By including this module, a class indicates that its instances have explicit general contracts for
hash methods. Specifically the
eql? contract requires that it implements an equivalence relation. By default, each instance of a class is equal only to itself. This is the right behaviour when you have distinct objects. However, it is the responsibility of any class to clearly define its equality. Failure to do so may prevent instances from behaving as expected when tested for uniqueness in Array#uniq or when used as Hash keys.
Add this line to your application's Gemfile:
And then execute:
Or install it yourself as:
$ gem install equatable
It is assumed that your objects are value objects and the only values that affect equality comparison are the ones specified by your attribute readers. Each attribute reader should be a significant field in determining objects values.
class Point include Equatable attr_reader :x, :y def initialize(x, y) @x, @y = x, y end end point_1 = Point.new(1, 1) point_2 = Point.new(1, 1) point_3 = Point.new(1, 2) point_1 == point_2 # => true point_1.hash == point_2.hash # => true point_1.eql?(point_2) # => true point_1.equal?(point_2) # => false point_1 == point_3 # => false point_1.hash == point_3.hash # => false point_1.eql?(point_3) # => false point_1.equal?(point_3) # => false point_1.inspect # => "#<Point x=1 y=1>"
It is important that the attribute readers should allow for performing deterministic computations on class instances. Therefore you should avoid specifying attributes that depend on unreliable resources like IP address that require network access.
Equatable ensures that any important property of a type holds for its subtypes. However, please note that adding an extra attribute reader to a subclass will violate the equivalence contract, namely, the superclass will be equal to the subclass but reverse won't be true. For example:
class ColorPoint < Point attr_reader :color def initialize(x, y, color) super(x, y) @color = color end end point = Point.new(1, 1) color_point = ColorPoint.new(1, 1, :red) point == color_point # => true color_point == point # => false point.hash == color_point.hash # => false point.eql?(color_point) # => false point.equal?(color_point) # => false
ColorPoint class demonstrates that extending a class with extra value property does not preserve the
- Fork it

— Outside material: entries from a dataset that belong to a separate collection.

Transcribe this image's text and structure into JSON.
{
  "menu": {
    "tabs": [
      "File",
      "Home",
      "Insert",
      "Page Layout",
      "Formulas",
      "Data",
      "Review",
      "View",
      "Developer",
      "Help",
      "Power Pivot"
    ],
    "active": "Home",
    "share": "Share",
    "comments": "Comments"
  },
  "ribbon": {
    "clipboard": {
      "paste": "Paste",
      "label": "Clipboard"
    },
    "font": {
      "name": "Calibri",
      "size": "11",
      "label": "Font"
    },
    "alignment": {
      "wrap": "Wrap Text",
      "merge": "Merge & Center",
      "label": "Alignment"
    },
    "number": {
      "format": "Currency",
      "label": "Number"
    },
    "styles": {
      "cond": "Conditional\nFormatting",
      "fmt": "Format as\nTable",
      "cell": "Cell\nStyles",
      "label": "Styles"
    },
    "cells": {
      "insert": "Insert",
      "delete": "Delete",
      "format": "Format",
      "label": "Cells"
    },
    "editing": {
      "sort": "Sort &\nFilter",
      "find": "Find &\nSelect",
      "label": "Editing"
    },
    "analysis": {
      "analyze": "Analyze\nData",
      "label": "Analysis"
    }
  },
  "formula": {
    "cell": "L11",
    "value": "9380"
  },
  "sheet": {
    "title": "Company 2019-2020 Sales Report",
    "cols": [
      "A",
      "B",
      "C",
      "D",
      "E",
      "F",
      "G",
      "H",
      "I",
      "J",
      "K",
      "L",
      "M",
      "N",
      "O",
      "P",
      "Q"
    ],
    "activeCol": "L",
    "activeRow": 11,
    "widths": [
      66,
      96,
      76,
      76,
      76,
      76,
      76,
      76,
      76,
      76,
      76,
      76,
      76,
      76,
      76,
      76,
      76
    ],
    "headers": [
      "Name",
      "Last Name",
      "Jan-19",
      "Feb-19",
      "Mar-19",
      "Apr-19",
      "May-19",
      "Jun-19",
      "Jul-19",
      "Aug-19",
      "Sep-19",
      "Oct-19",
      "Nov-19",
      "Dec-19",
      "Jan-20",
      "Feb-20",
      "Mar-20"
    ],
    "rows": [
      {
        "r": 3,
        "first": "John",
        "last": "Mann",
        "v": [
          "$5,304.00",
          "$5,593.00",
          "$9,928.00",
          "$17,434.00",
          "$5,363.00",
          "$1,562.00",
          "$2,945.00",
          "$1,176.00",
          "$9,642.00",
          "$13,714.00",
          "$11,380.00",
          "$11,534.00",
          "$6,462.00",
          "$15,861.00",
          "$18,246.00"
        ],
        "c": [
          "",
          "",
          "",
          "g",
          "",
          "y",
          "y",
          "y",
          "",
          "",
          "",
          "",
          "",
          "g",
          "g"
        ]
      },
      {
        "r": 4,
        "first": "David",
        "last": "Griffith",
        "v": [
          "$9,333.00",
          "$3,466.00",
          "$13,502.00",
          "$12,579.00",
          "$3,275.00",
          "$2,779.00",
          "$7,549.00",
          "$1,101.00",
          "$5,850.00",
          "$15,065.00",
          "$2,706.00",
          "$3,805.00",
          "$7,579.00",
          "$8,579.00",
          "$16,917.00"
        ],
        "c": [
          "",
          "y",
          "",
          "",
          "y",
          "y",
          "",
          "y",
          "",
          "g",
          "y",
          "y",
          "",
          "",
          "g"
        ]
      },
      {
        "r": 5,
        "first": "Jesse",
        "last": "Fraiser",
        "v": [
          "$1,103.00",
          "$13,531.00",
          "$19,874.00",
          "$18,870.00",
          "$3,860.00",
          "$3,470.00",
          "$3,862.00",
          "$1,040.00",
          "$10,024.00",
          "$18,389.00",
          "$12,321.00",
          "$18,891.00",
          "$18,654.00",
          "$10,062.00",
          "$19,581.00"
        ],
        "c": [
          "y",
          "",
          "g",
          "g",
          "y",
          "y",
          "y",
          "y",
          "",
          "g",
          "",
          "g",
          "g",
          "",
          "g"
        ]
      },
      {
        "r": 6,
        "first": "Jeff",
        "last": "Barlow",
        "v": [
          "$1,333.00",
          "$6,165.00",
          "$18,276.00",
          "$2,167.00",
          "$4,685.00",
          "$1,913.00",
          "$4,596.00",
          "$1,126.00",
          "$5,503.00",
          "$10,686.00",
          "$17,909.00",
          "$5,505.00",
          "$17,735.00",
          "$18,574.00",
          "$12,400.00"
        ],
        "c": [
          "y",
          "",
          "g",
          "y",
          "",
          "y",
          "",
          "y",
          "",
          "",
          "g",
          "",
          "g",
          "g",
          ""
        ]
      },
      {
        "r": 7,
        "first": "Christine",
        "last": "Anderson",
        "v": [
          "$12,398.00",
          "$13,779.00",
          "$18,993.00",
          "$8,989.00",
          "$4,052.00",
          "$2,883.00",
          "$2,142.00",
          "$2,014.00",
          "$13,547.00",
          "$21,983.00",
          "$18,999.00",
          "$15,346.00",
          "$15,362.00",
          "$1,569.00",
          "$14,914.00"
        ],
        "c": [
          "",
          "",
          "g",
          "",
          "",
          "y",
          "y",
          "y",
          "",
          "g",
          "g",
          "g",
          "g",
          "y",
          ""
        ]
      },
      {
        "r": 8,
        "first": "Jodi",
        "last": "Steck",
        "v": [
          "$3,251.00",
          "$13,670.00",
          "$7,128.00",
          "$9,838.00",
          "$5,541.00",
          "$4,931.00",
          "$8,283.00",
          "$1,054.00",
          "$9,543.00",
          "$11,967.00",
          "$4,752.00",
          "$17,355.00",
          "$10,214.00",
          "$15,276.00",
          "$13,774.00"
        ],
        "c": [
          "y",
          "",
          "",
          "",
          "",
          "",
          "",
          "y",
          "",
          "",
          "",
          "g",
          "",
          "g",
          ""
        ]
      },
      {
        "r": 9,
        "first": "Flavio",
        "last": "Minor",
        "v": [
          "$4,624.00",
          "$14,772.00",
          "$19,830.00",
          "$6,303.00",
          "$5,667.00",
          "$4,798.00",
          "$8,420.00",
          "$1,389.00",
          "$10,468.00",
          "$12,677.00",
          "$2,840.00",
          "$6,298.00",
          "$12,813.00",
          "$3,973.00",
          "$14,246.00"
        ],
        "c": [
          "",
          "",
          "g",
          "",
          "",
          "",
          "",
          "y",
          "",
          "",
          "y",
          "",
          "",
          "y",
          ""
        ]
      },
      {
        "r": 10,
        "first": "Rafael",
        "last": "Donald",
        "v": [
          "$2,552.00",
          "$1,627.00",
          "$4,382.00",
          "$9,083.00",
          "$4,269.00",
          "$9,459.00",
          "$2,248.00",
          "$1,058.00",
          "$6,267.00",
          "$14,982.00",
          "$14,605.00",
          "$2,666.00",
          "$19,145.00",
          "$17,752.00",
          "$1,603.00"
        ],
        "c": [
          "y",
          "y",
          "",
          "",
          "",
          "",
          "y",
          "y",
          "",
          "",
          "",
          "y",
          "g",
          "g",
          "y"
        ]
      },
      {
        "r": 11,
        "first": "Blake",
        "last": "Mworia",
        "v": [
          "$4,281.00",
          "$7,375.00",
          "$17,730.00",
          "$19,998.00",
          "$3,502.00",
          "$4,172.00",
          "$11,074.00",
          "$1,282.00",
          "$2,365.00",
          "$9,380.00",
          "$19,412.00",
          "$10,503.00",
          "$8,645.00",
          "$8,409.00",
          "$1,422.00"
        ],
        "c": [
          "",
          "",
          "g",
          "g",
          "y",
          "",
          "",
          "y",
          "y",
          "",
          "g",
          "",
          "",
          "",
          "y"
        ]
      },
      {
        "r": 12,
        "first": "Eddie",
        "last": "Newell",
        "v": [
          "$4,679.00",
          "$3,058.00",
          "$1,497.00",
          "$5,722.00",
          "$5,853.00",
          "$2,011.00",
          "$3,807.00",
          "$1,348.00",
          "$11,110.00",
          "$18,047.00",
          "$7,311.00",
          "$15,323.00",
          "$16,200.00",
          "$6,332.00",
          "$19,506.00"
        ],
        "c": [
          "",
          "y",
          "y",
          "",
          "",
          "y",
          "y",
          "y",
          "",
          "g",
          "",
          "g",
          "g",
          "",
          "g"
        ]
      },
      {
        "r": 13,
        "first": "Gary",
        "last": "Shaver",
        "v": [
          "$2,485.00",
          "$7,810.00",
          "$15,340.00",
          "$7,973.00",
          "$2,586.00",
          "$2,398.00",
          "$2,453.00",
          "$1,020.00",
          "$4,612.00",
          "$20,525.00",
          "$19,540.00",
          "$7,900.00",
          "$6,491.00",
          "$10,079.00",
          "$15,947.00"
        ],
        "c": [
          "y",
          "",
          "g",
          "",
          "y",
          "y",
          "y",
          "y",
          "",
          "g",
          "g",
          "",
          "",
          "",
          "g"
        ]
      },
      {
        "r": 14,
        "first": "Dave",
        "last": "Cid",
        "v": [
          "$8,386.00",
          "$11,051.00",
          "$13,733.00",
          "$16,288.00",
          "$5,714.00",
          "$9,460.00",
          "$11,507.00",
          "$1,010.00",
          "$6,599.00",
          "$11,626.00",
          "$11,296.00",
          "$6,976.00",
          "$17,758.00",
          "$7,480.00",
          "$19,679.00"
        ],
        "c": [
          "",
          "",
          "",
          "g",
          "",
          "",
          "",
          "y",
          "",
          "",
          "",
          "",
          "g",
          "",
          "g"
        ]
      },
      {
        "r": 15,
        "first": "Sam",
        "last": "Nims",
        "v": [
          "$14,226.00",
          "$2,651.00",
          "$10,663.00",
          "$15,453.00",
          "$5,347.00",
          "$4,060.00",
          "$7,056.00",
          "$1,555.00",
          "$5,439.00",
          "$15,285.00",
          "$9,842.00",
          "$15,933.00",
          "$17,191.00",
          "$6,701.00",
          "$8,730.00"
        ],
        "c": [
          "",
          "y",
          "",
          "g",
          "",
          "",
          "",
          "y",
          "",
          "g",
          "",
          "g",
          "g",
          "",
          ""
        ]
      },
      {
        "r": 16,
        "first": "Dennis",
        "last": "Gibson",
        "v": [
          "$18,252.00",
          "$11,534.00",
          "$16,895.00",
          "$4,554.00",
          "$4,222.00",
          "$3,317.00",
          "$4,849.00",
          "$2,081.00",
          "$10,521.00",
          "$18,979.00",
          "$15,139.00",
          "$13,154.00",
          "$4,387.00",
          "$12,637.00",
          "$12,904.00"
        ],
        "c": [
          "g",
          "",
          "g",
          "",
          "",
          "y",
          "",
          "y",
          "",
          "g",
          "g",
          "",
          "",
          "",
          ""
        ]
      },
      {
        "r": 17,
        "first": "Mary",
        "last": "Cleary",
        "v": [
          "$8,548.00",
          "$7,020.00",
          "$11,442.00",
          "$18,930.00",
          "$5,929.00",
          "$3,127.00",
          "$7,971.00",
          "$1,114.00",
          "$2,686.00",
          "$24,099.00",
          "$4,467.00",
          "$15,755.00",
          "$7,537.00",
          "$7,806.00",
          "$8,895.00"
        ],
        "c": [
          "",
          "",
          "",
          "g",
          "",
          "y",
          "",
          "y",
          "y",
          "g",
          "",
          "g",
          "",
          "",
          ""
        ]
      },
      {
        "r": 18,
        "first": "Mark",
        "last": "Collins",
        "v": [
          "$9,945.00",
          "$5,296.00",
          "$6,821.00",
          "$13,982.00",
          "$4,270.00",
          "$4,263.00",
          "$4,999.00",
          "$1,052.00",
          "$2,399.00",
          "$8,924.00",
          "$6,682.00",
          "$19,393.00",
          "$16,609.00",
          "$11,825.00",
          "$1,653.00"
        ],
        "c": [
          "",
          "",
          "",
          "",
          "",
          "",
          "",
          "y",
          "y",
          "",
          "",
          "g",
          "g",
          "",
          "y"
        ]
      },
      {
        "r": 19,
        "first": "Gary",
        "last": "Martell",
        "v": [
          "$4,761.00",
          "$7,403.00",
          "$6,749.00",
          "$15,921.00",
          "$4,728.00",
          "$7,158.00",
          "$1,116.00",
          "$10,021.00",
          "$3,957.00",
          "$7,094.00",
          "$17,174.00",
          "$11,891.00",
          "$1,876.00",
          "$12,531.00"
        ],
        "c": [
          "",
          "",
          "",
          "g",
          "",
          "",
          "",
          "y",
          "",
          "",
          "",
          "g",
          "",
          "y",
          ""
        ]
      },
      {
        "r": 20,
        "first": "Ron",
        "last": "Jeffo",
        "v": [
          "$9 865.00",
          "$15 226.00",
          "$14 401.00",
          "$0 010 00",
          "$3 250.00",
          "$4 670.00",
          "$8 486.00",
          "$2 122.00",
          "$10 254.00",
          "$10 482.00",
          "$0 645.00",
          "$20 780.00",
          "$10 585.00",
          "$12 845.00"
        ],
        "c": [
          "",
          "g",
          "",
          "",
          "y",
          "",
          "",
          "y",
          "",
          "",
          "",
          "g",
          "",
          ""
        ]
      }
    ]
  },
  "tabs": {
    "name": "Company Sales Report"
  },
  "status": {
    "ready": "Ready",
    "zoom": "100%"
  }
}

- Create your feature branch (
git checkout -b my-new-feature)
- Commit your changes (
git commit -am 'Add some feature')
- Push to the branch (
git push origin my-new-feature)
- Create new Pull Request
Code of Conduct
Everyone interacting in the Equatable project's codebases, issue trackers, chat rooms and mailing lists is expected to follow the code of conduct.
Copyright (c) 2012 Piotr Murach. See LICENSE for further details.